The second reason the outcome of the case may not matter is that the odds of a legislative fix seem relatively high no matter who wins. The Second Circuit decision may just be a pit stop on the way to Congress. And the legislative fix might look the same regardless of who wins in the Second Circuit.
Here’s why. This case is in court because ECPA draws no distinction between two different scenarios: (a) U.S. government access to the e-mails of a U.S. customer doing business with a U.S. e-mail provider that happens to have place the e-mails on a server overseas, and (b) U.S. government access to the e-mails of a foreign customer stored on a server overseas by an e-mail provider that happens to be U.S.-based. DOJ is really worried about the rules for the first scenario, as it could impact lots of their domestic cases involving e-mail. And Microsoft is really worried about the rules for the second scenario, as it could impact its business competitiveness abroad.

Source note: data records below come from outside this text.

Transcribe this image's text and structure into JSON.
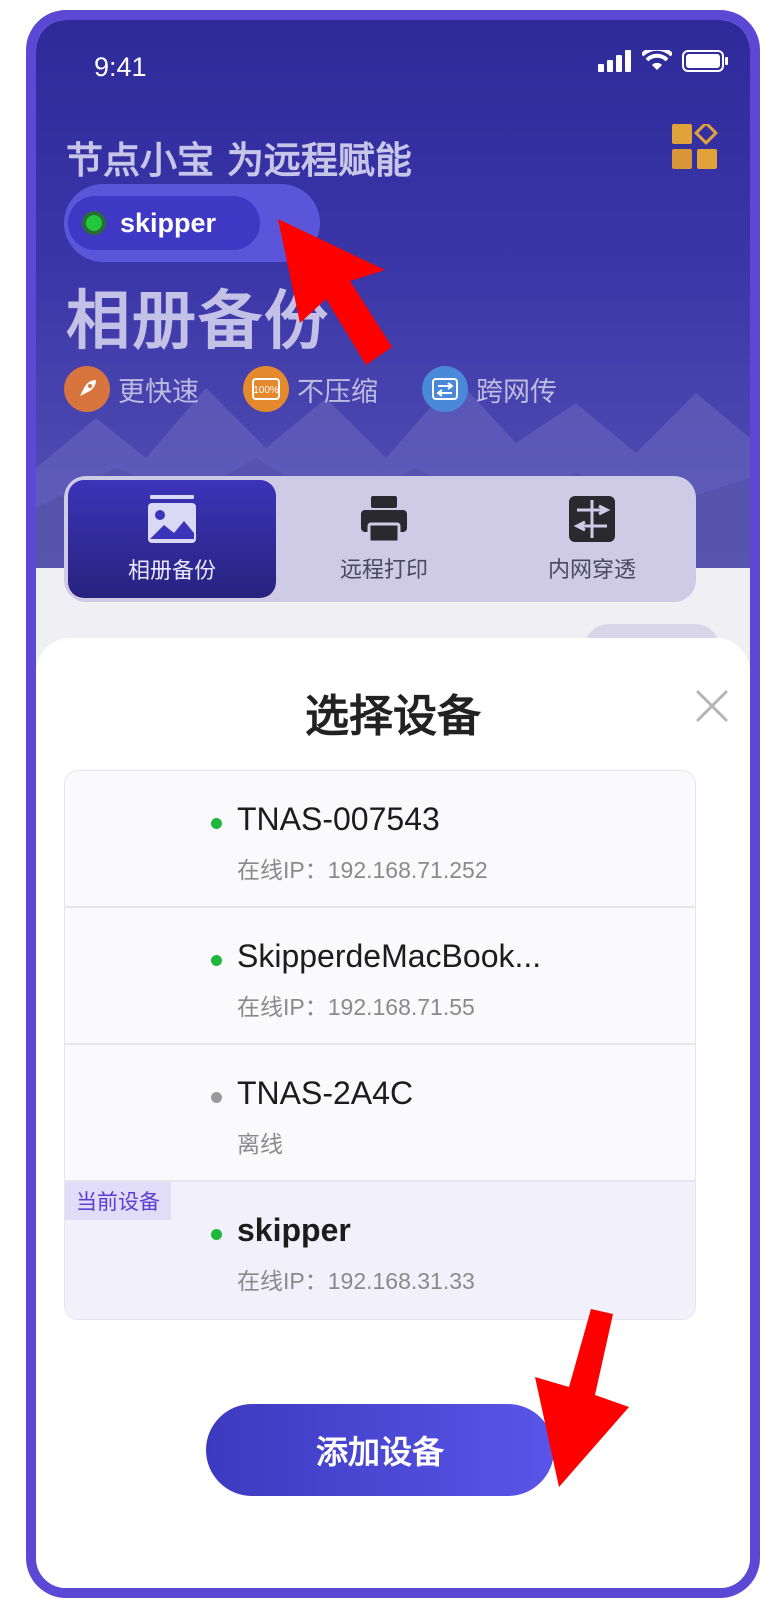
{
  "status_bar": {
    "time": "9:41"
  },
  "header": {
    "slogan": "节点小宝 为远程赋能",
    "current_device": "skipper",
    "page_title": "相册备份",
    "features": [
      {
        "icon": "rocket-icon",
        "label": "更快速",
        "color": "#d8743d"
      },
      {
        "icon": "hundred-percent-icon",
        "label": "不压缩",
        "color": "#e48a2c"
      },
      {
        "icon": "transfer-icon",
        "label": "跨网传",
        "color": "#4a88d9"
      }
    ]
  },
  "tabs": [
    {
      "icon": "photo-icon",
      "label": "相册备份",
      "active": true
    },
    {
      "icon": "printer-icon",
      "label": "远程打印",
      "active": false
    },
    {
      "icon": "tunnel-icon",
      "label": "内网穿透",
      "active": false
    }
  ],
  "sheet": {
    "title": "选择设备",
    "current_tag": "当前设备",
    "devices": [
      {
        "name": "TNAS-007543",
        "sub": "在线IP：192.168.71.252",
        "status": "online",
        "dot_color": "#1fb83a"
      },
      {
        "name": "SkipperdeMacBook...",
        "sub": "在线IP：192.168.71.55",
        "status": "online",
        "dot_color": "#1fb83a"
      },
      {
        "name": "TNAS-2A4C",
        "sub": "离线",
        "status": "offline",
        "dot_color": "#9a9a9a"
      },
      {
        "name": "skipper",
        "sub": "在线IP：192.168.31.33",
        "status": "online",
        "dot_color": "#1fb83a",
        "current": true
      }
    ],
    "add_button": "添加设备"
  },
  "colors": {
    "frame": "#5b49d6",
    "accent": "#4a44d8",
    "annotation_arrow": "#ff0000"
  }
}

Each of their concerns is legitimate. But there’s no necessary conflict between them. There’s a conflict under the current statute only because the current text offers no way to distinguish these two scenario. They have to be treated by the same rule.
The ready solution is a statutory fix that treats these two scenarios differently. U.S. companies should have to comply with U.S. warrants for U.S. persons even when they put data on servers abroad. At the same time, U.S. warrants should not be used to access foreign-stored files of foreign users even when held by U.S.-based companies. That’s the basic approach taken by the LEADS Act, which Microsoft supports. And I would guess that DOJ doesn’t have a problem with that approach, either, as it preserves the power that criminal investigators need in the overwhelming majority of cases that will involve U.S.-based users.
Normally, pointing to the option of a legislative fix in this Congress isn’t very helpful. Very little gets through Congress these days, making legislation seem only a theoretical possibility. But that’s not the case here. Both sides have a lot of influence on the Hill. If DOJ wins in the Second Circuit, you’ll have some major tech companies urgently pushing for legislation to fix the law — and perhaps all of them, if it looks like the internal structure approach (argument 1 above) doesn’t work. If they demand the fix and DOJ doesn’t object, there’s a decent chance it will go through.
Similarly, if Microsoft wins in the Second Circuit, you’ll have federal law enforcement urgently pushing for legislation to fix the law. I doubt federal law enforcement has quite as much political influence these days as the major tech companies have. But they still have a lot, and they’ll have a pretty compelling argument that a fix is needed just to restore the warrant authority for routine U.S.-based criminal investigations.
Given that neither side has a particular beef with the core concern of the other, I would think that a statutory fix is relatively likely either way. And because there’s a natural common ground between the two sides, it may be the same fix regardless of the starting point. So we may end up in the same place regardless of which way the Second Circuit rules.
I have some thoughts on the details of how a statutory fix might work. But this post is long enough, so I’ll save them for another time.